She and “author” E.L. James should hang out together and fall into an open manhole. They’re as progressive as our very own fearless leader, the turtle, who said this week that we “…should not lose faith in our own humanity and collective ability to correct the wrongs we see in our country.” I think he’s onto something there. The murder, rape and hijacking statistics sure prove it.

So with cupcakes like these, it’s an absolute pleasure to hear good news stories about people committed to doing and being good examples. Samantha Manns is an 18 year old Ohio teen who since the passing of her 89 year old grandmother, is committed to honouring her memory by performing 89 Random Acts of Kindness. Her first was to pay the bill for the car behind hers in a drive through.

They cried.

Times are hard.

Who knows what their story is or what happened in their day before they got into that queue for food.
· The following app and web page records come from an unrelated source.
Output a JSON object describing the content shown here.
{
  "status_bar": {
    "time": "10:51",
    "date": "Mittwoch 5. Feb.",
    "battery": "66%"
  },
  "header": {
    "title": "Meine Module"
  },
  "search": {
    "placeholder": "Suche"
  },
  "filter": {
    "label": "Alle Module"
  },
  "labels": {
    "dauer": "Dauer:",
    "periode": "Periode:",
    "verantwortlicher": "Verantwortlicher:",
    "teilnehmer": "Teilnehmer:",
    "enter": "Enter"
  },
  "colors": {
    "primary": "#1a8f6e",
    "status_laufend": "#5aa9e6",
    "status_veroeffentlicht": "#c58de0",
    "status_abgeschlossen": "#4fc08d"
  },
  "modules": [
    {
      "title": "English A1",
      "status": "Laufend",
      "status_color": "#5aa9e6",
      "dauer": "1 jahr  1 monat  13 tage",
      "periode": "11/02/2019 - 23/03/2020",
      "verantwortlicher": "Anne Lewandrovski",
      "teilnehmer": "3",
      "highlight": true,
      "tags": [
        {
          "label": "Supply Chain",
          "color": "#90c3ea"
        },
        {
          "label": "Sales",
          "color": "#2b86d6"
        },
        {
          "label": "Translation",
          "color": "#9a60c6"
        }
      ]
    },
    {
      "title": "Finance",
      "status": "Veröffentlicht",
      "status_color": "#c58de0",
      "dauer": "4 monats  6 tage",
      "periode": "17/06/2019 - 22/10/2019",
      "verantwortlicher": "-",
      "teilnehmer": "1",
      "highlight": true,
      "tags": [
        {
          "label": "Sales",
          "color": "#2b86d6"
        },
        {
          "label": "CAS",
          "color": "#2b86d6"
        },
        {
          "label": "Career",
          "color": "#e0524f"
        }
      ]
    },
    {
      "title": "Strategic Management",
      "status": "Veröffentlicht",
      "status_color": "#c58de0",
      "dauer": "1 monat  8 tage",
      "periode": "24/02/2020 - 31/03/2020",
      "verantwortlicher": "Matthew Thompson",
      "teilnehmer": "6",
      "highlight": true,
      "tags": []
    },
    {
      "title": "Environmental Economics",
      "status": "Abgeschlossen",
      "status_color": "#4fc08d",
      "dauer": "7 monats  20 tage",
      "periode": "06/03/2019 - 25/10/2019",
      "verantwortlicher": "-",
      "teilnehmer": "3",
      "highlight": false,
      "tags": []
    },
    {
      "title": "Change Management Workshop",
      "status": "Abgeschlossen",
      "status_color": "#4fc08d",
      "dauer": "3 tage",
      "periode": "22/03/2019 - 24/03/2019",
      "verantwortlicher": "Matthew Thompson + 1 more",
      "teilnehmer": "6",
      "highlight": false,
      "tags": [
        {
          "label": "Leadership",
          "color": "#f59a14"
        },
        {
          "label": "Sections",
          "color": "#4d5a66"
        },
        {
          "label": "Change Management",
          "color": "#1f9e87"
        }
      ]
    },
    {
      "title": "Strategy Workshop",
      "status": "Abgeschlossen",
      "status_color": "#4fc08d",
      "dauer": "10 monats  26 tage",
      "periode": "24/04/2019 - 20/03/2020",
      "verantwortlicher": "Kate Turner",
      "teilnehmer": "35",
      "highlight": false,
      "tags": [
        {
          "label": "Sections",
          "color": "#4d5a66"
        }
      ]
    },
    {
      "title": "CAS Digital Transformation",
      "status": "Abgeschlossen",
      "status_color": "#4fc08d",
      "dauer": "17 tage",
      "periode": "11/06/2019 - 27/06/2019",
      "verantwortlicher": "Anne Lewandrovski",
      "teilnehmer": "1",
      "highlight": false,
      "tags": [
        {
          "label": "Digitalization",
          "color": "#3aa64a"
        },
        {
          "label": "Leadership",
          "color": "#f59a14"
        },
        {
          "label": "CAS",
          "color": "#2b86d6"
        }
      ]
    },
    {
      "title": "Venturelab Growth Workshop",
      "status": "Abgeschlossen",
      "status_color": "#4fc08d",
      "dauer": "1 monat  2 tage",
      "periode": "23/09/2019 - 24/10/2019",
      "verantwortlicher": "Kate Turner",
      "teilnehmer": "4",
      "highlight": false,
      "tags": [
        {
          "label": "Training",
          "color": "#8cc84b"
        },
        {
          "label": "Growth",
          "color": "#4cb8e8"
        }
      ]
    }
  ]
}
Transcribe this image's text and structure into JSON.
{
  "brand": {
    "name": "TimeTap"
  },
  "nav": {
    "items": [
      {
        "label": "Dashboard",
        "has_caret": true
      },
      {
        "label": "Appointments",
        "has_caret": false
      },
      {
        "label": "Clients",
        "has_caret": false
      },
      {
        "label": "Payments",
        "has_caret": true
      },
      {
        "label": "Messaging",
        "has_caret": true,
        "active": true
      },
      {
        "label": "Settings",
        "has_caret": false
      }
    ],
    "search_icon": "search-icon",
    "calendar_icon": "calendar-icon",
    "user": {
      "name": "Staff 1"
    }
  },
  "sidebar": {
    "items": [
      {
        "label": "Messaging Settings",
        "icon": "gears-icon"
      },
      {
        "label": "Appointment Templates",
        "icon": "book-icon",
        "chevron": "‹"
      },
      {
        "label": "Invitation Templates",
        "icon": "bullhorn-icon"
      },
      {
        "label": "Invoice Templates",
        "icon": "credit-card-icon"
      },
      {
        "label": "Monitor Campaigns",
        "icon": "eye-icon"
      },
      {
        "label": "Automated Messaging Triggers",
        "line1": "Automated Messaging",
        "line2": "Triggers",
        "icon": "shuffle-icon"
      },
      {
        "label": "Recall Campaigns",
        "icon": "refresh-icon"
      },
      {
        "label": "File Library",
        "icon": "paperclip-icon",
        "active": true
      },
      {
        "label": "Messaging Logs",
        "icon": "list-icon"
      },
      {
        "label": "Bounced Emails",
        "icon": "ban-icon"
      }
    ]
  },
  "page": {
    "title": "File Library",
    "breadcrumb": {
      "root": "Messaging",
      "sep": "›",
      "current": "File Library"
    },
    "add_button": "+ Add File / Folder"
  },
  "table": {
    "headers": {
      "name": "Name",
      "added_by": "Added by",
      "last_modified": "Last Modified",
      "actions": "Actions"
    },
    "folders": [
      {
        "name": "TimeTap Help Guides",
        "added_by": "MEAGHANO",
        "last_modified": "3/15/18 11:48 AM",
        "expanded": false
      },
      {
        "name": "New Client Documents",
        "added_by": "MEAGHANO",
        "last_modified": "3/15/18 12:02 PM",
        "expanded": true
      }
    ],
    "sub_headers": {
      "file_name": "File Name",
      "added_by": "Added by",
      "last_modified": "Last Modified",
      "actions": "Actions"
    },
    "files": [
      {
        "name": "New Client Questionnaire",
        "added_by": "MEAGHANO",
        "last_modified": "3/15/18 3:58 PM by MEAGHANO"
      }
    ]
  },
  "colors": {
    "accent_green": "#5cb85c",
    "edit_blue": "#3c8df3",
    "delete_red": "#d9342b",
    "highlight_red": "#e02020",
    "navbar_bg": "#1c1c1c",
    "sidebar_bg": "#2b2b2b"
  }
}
We need more random acts of kindness, South Africa. Could you think about yours – maybe even doing just one a week? It makes what Emmet and that poetic poepol fill their days with look like an absolute waste of time to me.


© Dylan Balkind